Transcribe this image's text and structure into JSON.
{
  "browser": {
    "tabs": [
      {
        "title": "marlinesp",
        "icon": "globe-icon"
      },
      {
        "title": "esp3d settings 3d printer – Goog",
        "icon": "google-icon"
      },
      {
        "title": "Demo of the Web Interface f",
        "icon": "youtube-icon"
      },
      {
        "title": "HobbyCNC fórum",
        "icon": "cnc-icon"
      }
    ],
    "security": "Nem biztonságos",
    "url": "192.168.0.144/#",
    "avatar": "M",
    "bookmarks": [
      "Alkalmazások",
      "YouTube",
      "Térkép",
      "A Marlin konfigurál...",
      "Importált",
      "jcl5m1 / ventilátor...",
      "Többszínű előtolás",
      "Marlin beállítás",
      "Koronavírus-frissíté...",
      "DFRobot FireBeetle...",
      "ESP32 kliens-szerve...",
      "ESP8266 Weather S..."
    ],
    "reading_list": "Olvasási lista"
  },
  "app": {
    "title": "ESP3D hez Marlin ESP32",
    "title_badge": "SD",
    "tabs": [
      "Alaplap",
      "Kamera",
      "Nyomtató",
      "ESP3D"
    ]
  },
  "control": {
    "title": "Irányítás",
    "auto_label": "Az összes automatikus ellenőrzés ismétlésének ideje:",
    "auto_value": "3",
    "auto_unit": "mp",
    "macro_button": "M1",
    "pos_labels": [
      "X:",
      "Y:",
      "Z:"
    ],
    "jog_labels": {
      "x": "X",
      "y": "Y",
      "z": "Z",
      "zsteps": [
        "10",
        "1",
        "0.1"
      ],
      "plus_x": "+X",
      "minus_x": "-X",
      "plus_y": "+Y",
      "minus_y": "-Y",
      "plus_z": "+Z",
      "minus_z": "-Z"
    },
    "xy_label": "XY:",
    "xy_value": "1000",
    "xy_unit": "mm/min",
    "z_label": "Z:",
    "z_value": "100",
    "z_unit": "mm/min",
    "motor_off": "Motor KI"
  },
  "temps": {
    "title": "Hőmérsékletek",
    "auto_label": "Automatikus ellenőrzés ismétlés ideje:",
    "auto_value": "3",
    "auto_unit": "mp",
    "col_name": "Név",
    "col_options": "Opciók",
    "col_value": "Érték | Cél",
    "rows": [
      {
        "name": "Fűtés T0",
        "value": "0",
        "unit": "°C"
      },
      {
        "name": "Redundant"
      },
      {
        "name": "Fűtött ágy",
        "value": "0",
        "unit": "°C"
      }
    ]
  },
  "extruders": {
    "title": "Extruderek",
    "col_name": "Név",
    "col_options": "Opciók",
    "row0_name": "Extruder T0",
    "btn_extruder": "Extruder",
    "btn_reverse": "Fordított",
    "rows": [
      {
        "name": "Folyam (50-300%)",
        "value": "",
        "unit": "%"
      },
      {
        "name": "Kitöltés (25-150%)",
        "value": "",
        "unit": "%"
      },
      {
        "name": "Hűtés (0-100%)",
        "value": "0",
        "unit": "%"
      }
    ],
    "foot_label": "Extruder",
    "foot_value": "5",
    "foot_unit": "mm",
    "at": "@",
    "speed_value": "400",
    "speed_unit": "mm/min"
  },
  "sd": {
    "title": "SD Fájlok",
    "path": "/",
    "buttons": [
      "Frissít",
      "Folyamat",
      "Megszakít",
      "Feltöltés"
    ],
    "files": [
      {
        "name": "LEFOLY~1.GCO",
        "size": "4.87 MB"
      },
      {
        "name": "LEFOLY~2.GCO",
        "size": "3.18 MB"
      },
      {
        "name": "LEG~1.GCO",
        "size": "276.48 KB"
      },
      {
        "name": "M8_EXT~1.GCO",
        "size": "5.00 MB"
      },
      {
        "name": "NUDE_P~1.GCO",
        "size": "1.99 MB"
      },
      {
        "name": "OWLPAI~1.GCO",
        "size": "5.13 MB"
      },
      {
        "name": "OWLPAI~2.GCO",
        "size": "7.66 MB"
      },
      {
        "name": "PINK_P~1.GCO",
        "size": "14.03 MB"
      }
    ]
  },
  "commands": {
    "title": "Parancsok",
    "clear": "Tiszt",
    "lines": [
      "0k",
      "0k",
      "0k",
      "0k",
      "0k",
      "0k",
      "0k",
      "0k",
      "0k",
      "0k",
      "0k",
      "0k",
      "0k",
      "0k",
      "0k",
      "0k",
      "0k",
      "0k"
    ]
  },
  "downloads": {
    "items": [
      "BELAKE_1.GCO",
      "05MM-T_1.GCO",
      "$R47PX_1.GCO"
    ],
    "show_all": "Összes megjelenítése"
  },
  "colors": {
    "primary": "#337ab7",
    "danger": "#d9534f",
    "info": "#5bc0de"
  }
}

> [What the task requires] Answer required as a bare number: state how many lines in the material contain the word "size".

> [Answer section] 8